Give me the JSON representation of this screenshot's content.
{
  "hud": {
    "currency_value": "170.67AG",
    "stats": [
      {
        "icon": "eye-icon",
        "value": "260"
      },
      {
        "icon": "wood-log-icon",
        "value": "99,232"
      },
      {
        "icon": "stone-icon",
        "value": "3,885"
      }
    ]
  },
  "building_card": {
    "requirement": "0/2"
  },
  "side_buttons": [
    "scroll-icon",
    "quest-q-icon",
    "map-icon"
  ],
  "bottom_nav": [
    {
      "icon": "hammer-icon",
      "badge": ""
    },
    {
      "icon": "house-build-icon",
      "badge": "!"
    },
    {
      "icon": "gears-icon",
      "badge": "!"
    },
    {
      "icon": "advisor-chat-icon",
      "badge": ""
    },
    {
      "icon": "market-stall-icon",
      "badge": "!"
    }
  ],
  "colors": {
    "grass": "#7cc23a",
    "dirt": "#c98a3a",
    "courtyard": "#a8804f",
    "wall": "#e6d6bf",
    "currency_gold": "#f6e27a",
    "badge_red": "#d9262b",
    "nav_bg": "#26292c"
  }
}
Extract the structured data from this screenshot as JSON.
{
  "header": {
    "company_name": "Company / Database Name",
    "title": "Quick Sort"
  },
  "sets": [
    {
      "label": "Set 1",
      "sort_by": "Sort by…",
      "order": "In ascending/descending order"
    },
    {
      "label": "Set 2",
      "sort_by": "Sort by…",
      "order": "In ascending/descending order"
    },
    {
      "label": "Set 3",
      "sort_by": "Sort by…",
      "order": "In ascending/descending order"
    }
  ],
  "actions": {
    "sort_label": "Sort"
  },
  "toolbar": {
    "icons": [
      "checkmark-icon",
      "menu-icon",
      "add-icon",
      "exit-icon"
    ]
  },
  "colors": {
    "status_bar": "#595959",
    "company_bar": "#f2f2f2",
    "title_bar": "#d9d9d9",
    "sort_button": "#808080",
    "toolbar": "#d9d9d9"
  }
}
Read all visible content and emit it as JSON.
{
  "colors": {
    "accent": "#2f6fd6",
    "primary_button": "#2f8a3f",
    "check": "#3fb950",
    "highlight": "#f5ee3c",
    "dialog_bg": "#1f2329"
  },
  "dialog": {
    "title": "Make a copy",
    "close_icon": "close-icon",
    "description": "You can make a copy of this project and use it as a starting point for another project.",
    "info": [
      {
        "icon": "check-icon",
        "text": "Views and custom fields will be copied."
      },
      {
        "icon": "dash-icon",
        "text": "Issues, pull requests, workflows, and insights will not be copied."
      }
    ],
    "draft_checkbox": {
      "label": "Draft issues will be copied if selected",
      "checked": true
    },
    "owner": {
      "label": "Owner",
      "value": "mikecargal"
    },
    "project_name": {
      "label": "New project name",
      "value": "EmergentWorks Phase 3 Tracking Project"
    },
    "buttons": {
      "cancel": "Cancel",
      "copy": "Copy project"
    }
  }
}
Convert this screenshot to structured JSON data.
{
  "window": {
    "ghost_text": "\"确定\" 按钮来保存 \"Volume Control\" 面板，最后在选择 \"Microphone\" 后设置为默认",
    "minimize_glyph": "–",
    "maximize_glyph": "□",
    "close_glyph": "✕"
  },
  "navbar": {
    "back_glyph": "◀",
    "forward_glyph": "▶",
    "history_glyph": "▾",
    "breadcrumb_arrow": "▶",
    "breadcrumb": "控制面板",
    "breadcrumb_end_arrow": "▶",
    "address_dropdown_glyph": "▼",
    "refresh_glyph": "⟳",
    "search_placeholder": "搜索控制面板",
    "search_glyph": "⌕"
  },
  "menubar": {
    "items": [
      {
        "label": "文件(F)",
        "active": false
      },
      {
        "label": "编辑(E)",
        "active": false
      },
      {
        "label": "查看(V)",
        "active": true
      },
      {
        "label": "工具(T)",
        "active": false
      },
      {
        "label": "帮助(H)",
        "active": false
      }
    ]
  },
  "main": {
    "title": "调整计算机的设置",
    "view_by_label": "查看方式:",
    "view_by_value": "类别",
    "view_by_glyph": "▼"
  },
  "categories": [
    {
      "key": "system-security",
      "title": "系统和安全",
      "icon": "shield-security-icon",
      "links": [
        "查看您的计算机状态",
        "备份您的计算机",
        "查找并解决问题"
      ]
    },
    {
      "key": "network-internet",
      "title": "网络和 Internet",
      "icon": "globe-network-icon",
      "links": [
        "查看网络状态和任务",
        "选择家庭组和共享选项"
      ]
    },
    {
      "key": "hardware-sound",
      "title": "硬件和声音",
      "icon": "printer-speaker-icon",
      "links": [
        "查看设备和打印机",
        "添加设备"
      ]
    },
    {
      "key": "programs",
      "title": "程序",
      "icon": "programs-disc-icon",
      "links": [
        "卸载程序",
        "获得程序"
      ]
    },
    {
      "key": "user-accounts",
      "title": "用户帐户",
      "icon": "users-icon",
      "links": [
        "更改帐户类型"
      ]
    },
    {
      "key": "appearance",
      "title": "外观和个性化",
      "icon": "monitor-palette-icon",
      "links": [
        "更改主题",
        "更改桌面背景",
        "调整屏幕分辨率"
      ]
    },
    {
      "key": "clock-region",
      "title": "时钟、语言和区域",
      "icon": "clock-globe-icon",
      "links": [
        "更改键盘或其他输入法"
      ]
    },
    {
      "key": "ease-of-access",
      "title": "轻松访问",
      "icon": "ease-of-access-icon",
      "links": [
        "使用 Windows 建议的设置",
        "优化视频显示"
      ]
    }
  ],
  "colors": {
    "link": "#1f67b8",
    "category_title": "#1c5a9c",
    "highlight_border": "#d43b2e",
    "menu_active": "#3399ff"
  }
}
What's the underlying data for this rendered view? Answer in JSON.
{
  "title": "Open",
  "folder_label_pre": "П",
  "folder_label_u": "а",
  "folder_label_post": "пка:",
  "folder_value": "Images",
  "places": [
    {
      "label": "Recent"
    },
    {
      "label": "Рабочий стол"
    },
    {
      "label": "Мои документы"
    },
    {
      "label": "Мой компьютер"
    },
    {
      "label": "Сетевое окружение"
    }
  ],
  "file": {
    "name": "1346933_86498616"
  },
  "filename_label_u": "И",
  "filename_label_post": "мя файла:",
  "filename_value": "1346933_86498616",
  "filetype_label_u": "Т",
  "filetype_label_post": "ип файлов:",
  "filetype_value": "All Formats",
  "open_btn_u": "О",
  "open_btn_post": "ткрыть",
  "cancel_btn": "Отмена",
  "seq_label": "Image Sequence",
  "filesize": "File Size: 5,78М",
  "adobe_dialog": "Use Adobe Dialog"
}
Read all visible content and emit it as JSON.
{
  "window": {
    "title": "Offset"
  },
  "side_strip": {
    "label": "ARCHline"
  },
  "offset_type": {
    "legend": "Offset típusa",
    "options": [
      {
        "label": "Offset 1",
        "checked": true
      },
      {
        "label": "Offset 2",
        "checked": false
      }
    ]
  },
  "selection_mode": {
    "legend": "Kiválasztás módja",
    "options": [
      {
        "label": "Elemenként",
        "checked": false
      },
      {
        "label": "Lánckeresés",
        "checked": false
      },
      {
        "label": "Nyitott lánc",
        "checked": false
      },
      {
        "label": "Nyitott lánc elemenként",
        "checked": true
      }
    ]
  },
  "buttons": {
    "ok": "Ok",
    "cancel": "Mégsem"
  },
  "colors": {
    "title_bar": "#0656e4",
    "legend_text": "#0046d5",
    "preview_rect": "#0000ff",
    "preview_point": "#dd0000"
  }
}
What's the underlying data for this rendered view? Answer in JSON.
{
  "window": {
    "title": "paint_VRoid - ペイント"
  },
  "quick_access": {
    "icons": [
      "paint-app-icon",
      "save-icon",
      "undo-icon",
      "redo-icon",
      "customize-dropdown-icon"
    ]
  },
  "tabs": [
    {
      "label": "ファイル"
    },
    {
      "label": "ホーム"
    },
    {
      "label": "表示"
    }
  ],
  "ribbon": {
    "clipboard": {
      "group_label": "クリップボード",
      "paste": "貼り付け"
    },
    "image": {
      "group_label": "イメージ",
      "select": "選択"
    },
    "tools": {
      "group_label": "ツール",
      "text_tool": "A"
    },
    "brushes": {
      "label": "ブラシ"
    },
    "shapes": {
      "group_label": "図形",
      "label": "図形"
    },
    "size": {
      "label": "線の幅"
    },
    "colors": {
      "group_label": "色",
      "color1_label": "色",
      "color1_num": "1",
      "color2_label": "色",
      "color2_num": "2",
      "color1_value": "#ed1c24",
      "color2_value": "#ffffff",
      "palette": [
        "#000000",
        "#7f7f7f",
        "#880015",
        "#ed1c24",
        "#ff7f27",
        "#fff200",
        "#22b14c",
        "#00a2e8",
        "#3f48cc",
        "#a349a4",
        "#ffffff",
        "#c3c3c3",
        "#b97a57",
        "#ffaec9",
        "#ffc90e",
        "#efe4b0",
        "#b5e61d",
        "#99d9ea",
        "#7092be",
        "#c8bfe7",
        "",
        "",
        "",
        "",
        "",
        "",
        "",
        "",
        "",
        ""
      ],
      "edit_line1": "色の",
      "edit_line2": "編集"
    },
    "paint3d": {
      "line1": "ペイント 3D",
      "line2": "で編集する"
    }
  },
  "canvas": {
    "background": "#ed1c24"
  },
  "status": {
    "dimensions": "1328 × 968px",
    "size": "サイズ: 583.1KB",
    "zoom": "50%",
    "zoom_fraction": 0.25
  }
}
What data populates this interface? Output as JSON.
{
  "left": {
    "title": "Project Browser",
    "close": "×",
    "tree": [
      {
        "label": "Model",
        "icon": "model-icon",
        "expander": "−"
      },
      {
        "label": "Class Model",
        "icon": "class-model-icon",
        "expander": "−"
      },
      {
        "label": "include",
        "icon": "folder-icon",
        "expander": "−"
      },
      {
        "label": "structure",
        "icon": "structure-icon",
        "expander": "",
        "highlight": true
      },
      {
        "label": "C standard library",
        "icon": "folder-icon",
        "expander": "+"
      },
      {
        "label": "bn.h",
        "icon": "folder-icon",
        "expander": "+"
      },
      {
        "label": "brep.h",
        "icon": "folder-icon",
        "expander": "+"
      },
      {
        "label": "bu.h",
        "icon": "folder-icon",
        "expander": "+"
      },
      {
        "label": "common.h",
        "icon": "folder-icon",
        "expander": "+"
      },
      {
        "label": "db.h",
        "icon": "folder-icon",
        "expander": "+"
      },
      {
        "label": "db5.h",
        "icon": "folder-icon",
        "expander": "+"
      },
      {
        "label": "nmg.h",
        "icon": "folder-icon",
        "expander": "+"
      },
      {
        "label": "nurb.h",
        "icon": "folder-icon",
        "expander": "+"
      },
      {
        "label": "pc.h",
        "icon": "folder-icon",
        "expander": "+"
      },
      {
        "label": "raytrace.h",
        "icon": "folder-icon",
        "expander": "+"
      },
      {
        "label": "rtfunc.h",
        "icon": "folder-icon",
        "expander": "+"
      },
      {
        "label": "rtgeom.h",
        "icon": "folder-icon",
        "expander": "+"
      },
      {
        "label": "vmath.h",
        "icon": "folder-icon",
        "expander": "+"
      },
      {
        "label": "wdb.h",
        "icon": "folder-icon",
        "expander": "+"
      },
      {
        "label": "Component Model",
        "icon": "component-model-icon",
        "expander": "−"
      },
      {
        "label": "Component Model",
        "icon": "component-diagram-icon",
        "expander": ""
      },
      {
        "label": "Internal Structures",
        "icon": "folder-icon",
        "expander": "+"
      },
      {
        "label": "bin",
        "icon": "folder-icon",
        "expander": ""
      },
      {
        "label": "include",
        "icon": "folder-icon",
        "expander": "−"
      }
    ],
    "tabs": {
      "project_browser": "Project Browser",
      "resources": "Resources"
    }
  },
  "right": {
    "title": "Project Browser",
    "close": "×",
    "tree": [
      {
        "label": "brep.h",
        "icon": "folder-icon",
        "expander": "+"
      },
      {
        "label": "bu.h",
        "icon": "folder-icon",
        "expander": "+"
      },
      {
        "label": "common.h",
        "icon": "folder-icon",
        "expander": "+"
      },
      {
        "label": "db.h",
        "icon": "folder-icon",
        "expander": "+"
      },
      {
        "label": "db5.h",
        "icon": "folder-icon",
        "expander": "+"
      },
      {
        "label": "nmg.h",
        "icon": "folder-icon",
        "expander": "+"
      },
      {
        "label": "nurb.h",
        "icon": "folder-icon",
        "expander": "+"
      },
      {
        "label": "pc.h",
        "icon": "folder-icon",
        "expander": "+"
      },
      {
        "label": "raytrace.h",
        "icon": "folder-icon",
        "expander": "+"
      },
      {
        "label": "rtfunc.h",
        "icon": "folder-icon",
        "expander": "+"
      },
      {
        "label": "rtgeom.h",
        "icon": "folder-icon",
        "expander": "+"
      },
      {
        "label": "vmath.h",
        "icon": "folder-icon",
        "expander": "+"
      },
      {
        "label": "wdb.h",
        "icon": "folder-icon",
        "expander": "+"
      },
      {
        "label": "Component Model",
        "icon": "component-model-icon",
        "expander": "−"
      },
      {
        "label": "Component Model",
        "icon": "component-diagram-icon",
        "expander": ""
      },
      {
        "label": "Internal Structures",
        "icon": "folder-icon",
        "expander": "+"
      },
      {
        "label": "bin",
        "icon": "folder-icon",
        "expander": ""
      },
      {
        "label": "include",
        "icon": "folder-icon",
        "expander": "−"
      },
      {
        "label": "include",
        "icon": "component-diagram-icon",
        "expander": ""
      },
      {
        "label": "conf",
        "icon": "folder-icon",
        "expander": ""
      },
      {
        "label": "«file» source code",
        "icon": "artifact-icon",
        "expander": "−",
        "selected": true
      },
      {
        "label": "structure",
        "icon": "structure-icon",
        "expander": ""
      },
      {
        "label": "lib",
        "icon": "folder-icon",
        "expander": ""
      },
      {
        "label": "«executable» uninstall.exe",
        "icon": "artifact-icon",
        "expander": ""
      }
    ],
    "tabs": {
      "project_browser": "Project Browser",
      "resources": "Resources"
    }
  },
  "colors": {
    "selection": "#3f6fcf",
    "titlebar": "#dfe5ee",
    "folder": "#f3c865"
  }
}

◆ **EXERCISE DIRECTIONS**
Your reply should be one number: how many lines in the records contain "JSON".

◆ **EXPECTED OUTPUT**
8